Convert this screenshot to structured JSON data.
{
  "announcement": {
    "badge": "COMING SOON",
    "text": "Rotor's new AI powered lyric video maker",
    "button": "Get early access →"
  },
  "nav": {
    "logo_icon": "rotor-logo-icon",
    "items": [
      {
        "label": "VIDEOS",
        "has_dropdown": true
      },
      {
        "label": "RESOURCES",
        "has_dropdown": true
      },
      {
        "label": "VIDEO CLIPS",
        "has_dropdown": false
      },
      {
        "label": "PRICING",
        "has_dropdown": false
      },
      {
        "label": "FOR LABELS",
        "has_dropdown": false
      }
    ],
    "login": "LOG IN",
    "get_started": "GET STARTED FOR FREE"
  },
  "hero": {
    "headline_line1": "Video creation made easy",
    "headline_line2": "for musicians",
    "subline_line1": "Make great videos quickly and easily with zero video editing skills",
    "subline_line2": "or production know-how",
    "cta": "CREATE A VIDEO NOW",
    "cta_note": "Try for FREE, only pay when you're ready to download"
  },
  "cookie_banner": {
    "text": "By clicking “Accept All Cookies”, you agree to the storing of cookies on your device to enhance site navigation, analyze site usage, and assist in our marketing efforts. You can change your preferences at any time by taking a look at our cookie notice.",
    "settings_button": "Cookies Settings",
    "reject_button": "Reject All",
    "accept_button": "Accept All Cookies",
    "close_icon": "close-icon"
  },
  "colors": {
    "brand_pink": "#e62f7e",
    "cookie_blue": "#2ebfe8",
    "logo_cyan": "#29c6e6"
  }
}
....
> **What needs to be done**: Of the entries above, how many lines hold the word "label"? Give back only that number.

> **Answer to this problem**: 5